### [Aim of the exercise]
Use the entries below to count the lines that hold the word "mundo"; answer with the number only.

### [Input records]
******************************
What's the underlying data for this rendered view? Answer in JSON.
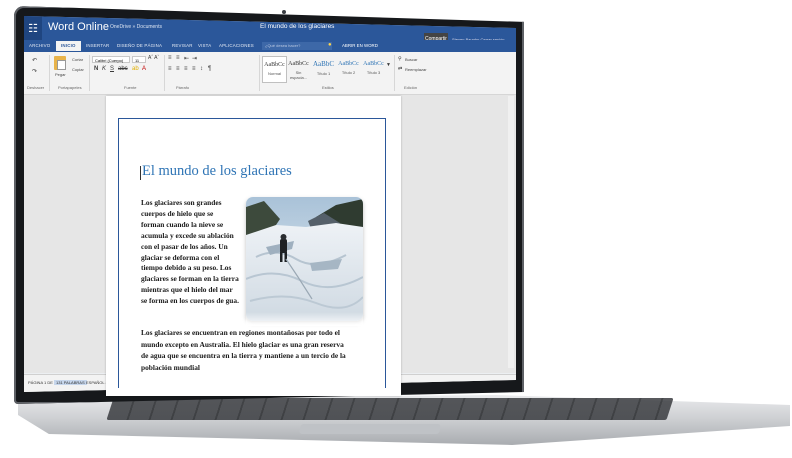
{
  "app": {
    "name": "Word Online",
    "breadcrumb": "OneDrive » Documents",
    "document_title": "El mundo de los glaciares",
    "share_label": "Compartir",
    "user_area": "Steven Baughn  Cerrar sesión"
  },
  "tabs": [
    "ARCHIVO",
    "INICIO",
    "INSERTAR",
    "DISEÑO DE PÁGINA",
    "REVISAR",
    "VISTA",
    "APLICACIONES"
  ],
  "active_tab": "INICIO",
  "tell_me": {
    "placeholder": "¿Qué desea hacer?"
  },
  "open_in_word": "ABRIR EN WORD",
  "ribbon": {
    "undo_label": "Deshacer",
    "paste_label": "Pegar",
    "cut_label": "Cortar",
    "copy_label": "Copiar",
    "clipboard_label": "Portapapeles",
    "font_name": "Calibri (Cuerpo)",
    "font_size": "11",
    "font_group_label": "Fuente",
    "paragraph_group_label": "Párrafo",
    "styles_group_label": "Estilos",
    "edit_group_label": "Edición",
    "find_label": "Buscar",
    "replace_label": "Reemplazar",
    "styles": [
      {
        "sample": "AaBbCc",
        "name": "Normal"
      },
      {
        "sample": "AaBbCc",
        "name": "Sin espacia..."
      },
      {
        "sample": "AaBbC",
        "name": "Título 1"
      },
      {
        "sample": "AaBbCc",
        "name": "Título 2"
      },
      {
        "sample": "AaBbCc",
        "name": "Título 3"
      }
    ]
  },
  "document": {
    "heading": "El mundo de los glaciares",
    "wrapped_lines": [
      "Los glaciares son grandes",
      "cuerpos de hielo que se",
      "forman cuando la nieve se",
      "acumula y excede su ablación",
      "con el pasar de los años. Un",
      "glaciar se deforma con el",
      "tiempo debido a su peso. Los",
      "glaciares se forman en la tierra",
      "mientras que el hielo del mar",
      "se forma en los cuerpos de gua."
    ],
    "full_lines": [
      "Los glaciares se encuentran en regiones montañosas por todo el",
      "mundo excepto en Australia. El hielo glaciar es una gran reserva",
      "de agua que se encuentra en la tierra y mantiene a un tercio de la",
      "población mundial"
    ]
  },
  "status": {
    "page": "PÁGINA 1 DE 1",
    "words": "131 PALABRAS",
    "language": "ESPAÑOL (ARG. INTERNACIONAL)",
    "saved": "GUARDADO EN ONEDRIVE",
    "help": "AYUDA A MEJORAR OFFICE"
  },
  "colors": {
    "word_blue": "#2b579a",
    "heading_blue": "#2e74b5"
  }
}
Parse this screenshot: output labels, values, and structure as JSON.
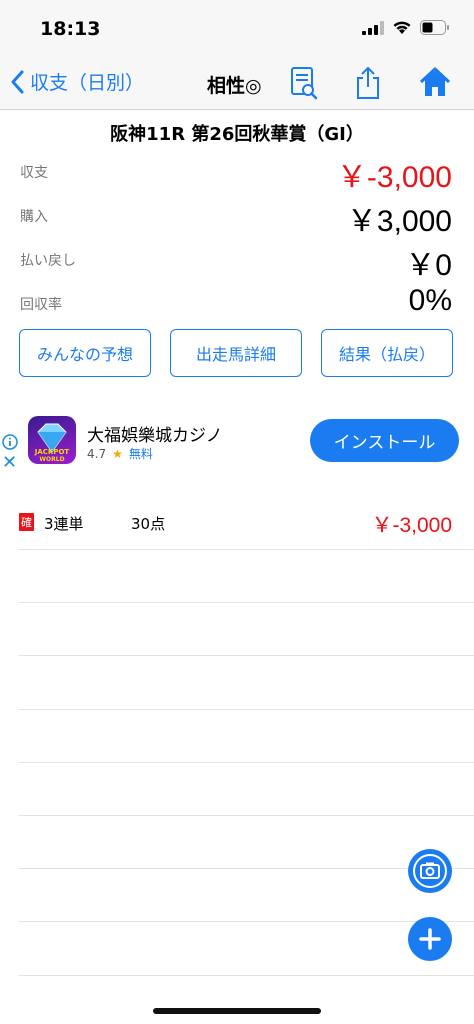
{
  "status": {
    "time": "18:13"
  },
  "nav": {
    "back_label": "収支（日別）",
    "title": "相性◎"
  },
  "race": {
    "title": "阪神11R 第26回秋華賞（GI）"
  },
  "summary": [
    {
      "label": "収支",
      "value": "￥-3,000",
      "negative": true
    },
    {
      "label": "購入",
      "value": "￥3,000",
      "negative": false
    },
    {
      "label": "払い戻し",
      "value": "￥0",
      "negative": false
    },
    {
      "label": "回収率",
      "value": "0%",
      "negative": false
    }
  ],
  "buttons": {
    "predictions": "みんなの予想",
    "entries": "出走馬詳細",
    "results": "結果（払戻）"
  },
  "ad": {
    "app_name": "大福娯樂城カジノ",
    "rating": "4.7",
    "price": "無料",
    "install_label": "インストール",
    "icon_text_1": "JACKPOT",
    "icon_text_2": "WORLD"
  },
  "bets": [
    {
      "badge": "確",
      "type": "3連単",
      "points": "30点",
      "amount": "￥-3,000"
    }
  ],
  "colors": {
    "accent": "#1a7cf0",
    "negative": "#e8141a"
  }
}
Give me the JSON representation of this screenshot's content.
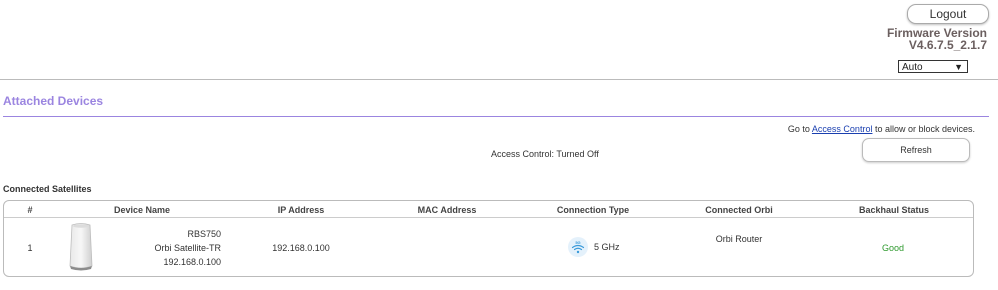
{
  "header": {
    "logout_label": "Logout",
    "firmware_label": "Firmware Version",
    "firmware_value": "V4.6.7.5_2.1.7",
    "language_selected": "Auto"
  },
  "page": {
    "title": "Attached Devices",
    "access_note_prefix": "Go to ",
    "access_link": "Access Control",
    "access_note_suffix": " to allow or block devices.",
    "access_status": "Access Control: Turned Off",
    "refresh_label": "Refresh"
  },
  "satellites": {
    "section_title": "Connected Satellites",
    "columns": [
      "#",
      "Device Name",
      "IP Address",
      "MAC Address",
      "Connection Type",
      "Connected Orbi",
      "Backhaul Status"
    ],
    "rows": [
      {
        "index": "1",
        "model": "RBS750",
        "name": "Orbi Satellite-TR",
        "name_ip": "192.168.0.100",
        "ip": "192.168.0.100",
        "mac": "",
        "band_badge": "5G",
        "connection_type": "5 GHz",
        "connected_orbi": "Orbi Router",
        "backhaul_status": "Good"
      }
    ]
  },
  "colors": {
    "accent": "#9b85e0",
    "status_good": "#2e9a2e",
    "link": "#1a3fb0"
  },
  "icons": [
    "orbi-satellite-device-icon",
    "wifi-5ghz-icon",
    "chevron-down-icon"
  ]
}
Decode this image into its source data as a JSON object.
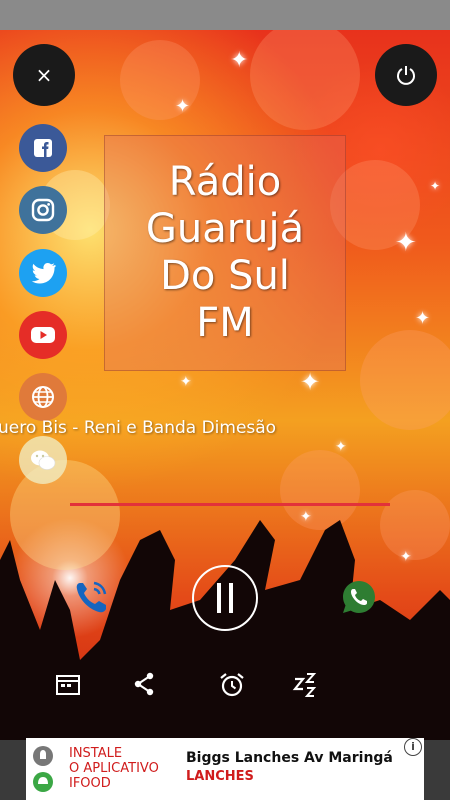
{
  "player": {
    "station_logo_lines": [
      "Rádio",
      "Guarujá",
      "Do Sul",
      "FM"
    ],
    "now_playing": "uero Bis - Reni e Banda Dimesão",
    "close_label": "×"
  },
  "social_icons": [
    "facebook-icon",
    "instagram-icon",
    "twitter-icon",
    "youtube-icon",
    "website-globe-icon",
    "wechat-icon"
  ],
  "controls": [
    "call-icon",
    "play-pause-icon",
    "whatsapp-icon",
    "schedule-icon",
    "share-icon",
    "alarm-icon",
    "sleep-timer-icon"
  ],
  "ad": {
    "brand_lines": [
      "INSTALE",
      "O APLICATIVO",
      "IFOOD"
    ],
    "title": "Biggs Lanches Av Maringá",
    "category": "LANCHES",
    "info_label": "i"
  },
  "colors": {
    "accent_red": "#e2323a",
    "facebook": "#3b5998",
    "instagram": "#3f729b",
    "twitter": "#1da1f2",
    "youtube": "#e52d27",
    "web": "#e07a3a",
    "wechat": "#f0f0c8",
    "whatsapp": "#2e7d32",
    "call": "#1565c0"
  }
}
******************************
### [Task response]
3